■ Task ■
If anything in the data looks odd, keep it anyway and write the whole listing out unchanged.

***

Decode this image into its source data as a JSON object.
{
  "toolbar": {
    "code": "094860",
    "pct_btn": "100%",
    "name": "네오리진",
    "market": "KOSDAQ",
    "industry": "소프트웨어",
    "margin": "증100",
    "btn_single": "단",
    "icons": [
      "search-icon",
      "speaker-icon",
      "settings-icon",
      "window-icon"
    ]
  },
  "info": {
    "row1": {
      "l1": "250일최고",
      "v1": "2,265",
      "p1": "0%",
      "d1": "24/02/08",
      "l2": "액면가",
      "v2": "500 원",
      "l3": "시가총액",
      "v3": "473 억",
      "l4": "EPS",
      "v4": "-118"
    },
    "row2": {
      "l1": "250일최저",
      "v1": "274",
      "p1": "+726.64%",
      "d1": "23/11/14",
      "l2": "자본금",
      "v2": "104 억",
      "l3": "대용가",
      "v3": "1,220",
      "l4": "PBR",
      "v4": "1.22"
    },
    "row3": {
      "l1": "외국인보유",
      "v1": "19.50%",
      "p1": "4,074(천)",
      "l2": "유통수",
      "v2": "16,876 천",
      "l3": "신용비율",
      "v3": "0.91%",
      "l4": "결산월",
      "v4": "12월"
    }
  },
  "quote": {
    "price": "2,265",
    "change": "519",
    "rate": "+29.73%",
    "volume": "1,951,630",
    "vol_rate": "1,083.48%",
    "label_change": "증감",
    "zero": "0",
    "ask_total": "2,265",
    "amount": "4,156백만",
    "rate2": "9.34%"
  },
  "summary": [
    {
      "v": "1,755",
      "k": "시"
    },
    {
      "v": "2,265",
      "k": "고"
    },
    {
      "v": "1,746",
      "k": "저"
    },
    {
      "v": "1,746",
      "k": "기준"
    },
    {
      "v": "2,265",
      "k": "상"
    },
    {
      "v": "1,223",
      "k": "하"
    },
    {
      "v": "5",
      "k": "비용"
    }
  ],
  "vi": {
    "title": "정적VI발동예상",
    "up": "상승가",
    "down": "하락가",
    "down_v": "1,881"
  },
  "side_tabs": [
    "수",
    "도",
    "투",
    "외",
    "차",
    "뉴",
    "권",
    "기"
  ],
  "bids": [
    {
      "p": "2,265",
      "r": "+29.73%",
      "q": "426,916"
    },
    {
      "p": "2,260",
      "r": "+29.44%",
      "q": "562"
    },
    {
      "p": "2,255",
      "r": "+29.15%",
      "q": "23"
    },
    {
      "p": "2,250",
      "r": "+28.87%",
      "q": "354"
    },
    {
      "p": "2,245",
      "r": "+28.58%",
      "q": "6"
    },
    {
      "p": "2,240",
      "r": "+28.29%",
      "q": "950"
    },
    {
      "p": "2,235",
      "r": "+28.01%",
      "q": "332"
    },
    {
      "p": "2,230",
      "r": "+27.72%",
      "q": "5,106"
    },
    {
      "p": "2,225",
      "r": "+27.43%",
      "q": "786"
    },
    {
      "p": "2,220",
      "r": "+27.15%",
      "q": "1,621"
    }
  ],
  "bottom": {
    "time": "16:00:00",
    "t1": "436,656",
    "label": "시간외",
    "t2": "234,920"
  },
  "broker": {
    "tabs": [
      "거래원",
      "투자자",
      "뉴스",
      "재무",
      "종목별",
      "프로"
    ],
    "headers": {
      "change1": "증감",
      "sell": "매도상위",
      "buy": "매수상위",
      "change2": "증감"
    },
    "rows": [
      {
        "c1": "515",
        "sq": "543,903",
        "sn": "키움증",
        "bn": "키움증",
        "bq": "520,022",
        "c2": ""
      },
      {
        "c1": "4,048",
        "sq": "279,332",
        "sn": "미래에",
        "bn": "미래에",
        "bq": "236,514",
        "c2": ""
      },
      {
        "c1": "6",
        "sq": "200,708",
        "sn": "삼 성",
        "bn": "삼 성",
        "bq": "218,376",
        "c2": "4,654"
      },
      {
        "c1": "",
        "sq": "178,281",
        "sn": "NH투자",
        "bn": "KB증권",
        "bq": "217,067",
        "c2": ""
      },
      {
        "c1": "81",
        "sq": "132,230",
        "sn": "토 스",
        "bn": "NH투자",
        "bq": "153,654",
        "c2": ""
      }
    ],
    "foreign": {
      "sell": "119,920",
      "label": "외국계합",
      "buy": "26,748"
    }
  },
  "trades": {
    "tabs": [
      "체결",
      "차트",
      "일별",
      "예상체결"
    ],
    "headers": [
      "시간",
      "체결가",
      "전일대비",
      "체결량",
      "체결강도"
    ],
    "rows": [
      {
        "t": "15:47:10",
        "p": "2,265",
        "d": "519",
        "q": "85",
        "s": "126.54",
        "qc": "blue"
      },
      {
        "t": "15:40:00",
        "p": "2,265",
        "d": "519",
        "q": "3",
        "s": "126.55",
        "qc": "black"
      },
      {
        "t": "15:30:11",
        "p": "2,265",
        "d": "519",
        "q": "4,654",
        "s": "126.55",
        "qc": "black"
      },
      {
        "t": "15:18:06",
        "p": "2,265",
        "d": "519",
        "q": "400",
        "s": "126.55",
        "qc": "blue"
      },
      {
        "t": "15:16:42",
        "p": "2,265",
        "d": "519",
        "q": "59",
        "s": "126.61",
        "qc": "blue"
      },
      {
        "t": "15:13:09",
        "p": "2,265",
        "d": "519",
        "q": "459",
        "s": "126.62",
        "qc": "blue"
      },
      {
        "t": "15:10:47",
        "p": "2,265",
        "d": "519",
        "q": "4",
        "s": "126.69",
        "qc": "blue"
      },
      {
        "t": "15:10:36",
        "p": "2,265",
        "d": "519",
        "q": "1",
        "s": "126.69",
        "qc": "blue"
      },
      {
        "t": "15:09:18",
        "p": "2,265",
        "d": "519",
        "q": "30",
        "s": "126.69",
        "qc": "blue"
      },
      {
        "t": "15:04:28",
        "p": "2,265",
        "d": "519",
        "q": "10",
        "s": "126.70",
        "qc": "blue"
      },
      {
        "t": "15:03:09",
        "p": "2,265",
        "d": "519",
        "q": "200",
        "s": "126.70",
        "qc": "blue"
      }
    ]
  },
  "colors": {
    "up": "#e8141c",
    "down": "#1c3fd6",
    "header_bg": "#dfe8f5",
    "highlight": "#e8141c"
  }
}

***

■ Your solution ■
Decode this image into its source data as a JSON object.
{
  "toolbar": {
    "code": "094860",
    "pct_btn": "100%",
    "name": "네오리진",
    "market": "KOSDAQ",
    "industry": "소프트웨어",
    "margin": "증100",
    "btn_single": "단",
    "icons": [
      "search-icon",
      "speaker-icon",
      "settings-icon",
      "window-icon"
    ]
  },
  "info": {
    "row1": {
      "l1": "250일최고",
      "v1": "2,265",
      "p1": "0%",
      "d1": "24/02/08",
      "l2": "액면가",
      "v2": "500 원",
      "l3": "시가총액",
      "v3": "473 억",
      "l4": "EPS",
      "v4": "-118"
    },
    "row2": {
      "l1": "250일최저",
      "v1": "274",
      "p1": "+726.64%",
      "d1": "23/11/14",
      "l2": "자본금",
      "v2": "104 억",
      "l3": "대용가",
      "v3": "1,220",
      "l4": "PBR",
      "v4": "1.22"
    },
    "row3": {
      "l1": "외국인보유",
      "v1": "19.50%",
      "p1": "4,074(천)",
      "l2": "유통수",
      "v2": "16,876 천",
      "l3": "신용비율",
      "v3": "0.91%",
      "l4": "결산월",
      "v4": "12월"
    }
  },
  "quote": {
    "price": "2,265",
    "change": "519",
    "rate": "+29.73%",
    "volume": "1,951,630",
    "vol_rate": "1,083.48%",
    "label_change": "증감",
    "zero": "0",
    "ask_total": "2,265",
    "amount": "4,156백만",
    "rate2": "9.34%"
  },
  "summary": [
    {
      "v": "1,755",
      "k": "시"
    },
    {
      "v": "2,265",
      "k": "고"
    },
    {
      "v": "1,746",
      "k": "저"
    },
    {
      "v": "1,746",
      "k": "기준"
    },
    {
      "v": "2,265",
      "k": "상"
    },
    {
      "v": "1,223",
      "k": "하"
    },
    {
      "v": "5",
      "k": "비용"
    }
  ],
  "vi": {
    "title": "정적VI발동예상",
    "up": "상승가",
    "down": "하락가",
    "down_v": "1,881"
  },
  "side_tabs": [
    "수",
    "도",
    "투",
    "외",
    "차",
    "뉴",
    "권",
    "기"
  ],
  "bids": [
    {
      "p": "2,265",
      "r": "+29.73%",
      "q": "426,916"
    },
    {
      "p": "2,260",
      "r": "+29.44%",
      "q": "562"
    },
    {
      "p": "2,255",
      "r": "+29.15%",
      "q": "23"
    },
    {
      "p": "2,250",
      "r": "+28.87%",
      "q": "354"
    },
    {
      "p": "2,245",
      "r": "+28.58%",
      "q": "6"
    },
    {
      "p": "2,240",
      "r": "+28.29%",
      "q": "950"
    },
    {
      "p": "2,235",
      "r": "+28.01%",
      "q": "332"
    },
    {
      "p": "2,230",
      "r": "+27.72%",
      "q": "5,106"
    },
    {
      "p": "2,225",
      "r": "+27.43%",
      "q": "786"
    },
    {
      "p": "2,220",
      "r": "+27.15%",
      "q": "1,621"
    }
  ],
  "bottom": {
    "time": "16:00:00",
    "t1": "436,656",
    "label": "시간외",
    "t2": "234,920"
  },
  "broker": {
    "tabs": [
      "거래원",
      "투자자",
      "뉴스",
      "재무",
      "종목별",
      "프로"
    ],
    "headers": {
      "change1": "증감",
      "sell": "매도상위",
      "buy": "매수상위",
      "change2": "증감"
    },
    "rows": [
      {
        "c1": "515",
        "sq": "543,903",
        "sn": "키움증",
        "bn": "키움증",
        "bq": "520,022",
        "c2": ""
      },
      {
        "c1": "4,048",
        "sq": "279,332",
        "sn": "미래에",
        "bn": "미래에",
        "bq": "236,514",
        "c2": ""
      },
      {
        "c1": "6",
        "sq": "200,708",
        "sn": "삼 성",
        "bn": "삼 성",
        "bq": "218,376",
        "c2": "4,654"
      },
      {
        "c1": "",
        "sq": "178,281",
        "sn": "NH투자",
        "bn": "KB증권",
        "bq": "217,067",
        "c2": ""
      },
      {
        "c1": "81",
        "sq": "132,230",
        "sn": "토 스",
        "bn": "NH투자",
        "bq": "153,654",
        "c2": ""
      }
    ],
    "foreign": {
      "sell": "119,920",
      "label": "외국계합",
      "buy": "26,748"
    }
  },
  "trades": {
    "tabs": [
      "체결",
      "차트",
      "일별",
      "예상체결"
    ],
    "headers": [
      "시간",
      "체결가",
      "전일대비",
      "체결량",
      "체결강도"
    ],
    "rows": [
      {
        "t": "15:47:10",
        "p": "2,265",
        "d": "519",
        "q": "85",
        "s": "126.54",
        "qc": "blue"
      },
      {
        "t": "15:40:00",
        "p": "2,265",
        "d": "519",
        "q": "3",
        "s": "126.55",
        "qc": "black"
      },
      {
        "t": "15:30:11",
        "p": "2,265",
        "d": "519",
        "q": "4,654",
        "s": "126.55",
        "qc": "black"
      },
      {
        "t": "15:18:06",
        "p": "2,265",
        "d": "519",
        "q": "400",
        "s": "126.55",
        "qc": "blue"
      },
      {
        "t": "15:16:42",
        "p": "2,265",
        "d": "519",
        "q": "59",
        "s": "126.61",
        "qc": "blue"
      },
      {
        "t": "15:13:09",
        "p": "2,265",
        "d": "519",
        "q": "459",
        "s": "126.62",
        "qc": "blue"
      },
      {
        "t": "15:10:47",
        "p": "2,265",
        "d": "519",
        "q": "4",
        "s": "126.69",
        "qc": "blue"
      },
      {
        "t": "15:10:36",
        "p": "2,265",
        "d": "519",
        "q": "1",
        "s": "126.69",
        "qc": "blue"
      },
      {
        "t": "15:09:18",
        "p": "2,265",
        "d": "519",
        "q": "30",
        "s": "126.69",
        "qc": "blue"
      },
      {
        "t": "15:04:28",
        "p": "2,265",
        "d": "519",
        "q": "10",
        "s": "126.70",
        "qc": "blue"
      },
      {
        "t": "15:03:09",
        "p": "2,265",
        "d": "519",
        "q": "200",
        "s": "126.70",
        "qc": "blue"
      }
    ]
  },
  "colors": {
    "up": "#e8141c",
    "down": "#1c3fd6",
    "header_bg": "#dfe8f5",
    "highlight": "#e8141c"
  }
}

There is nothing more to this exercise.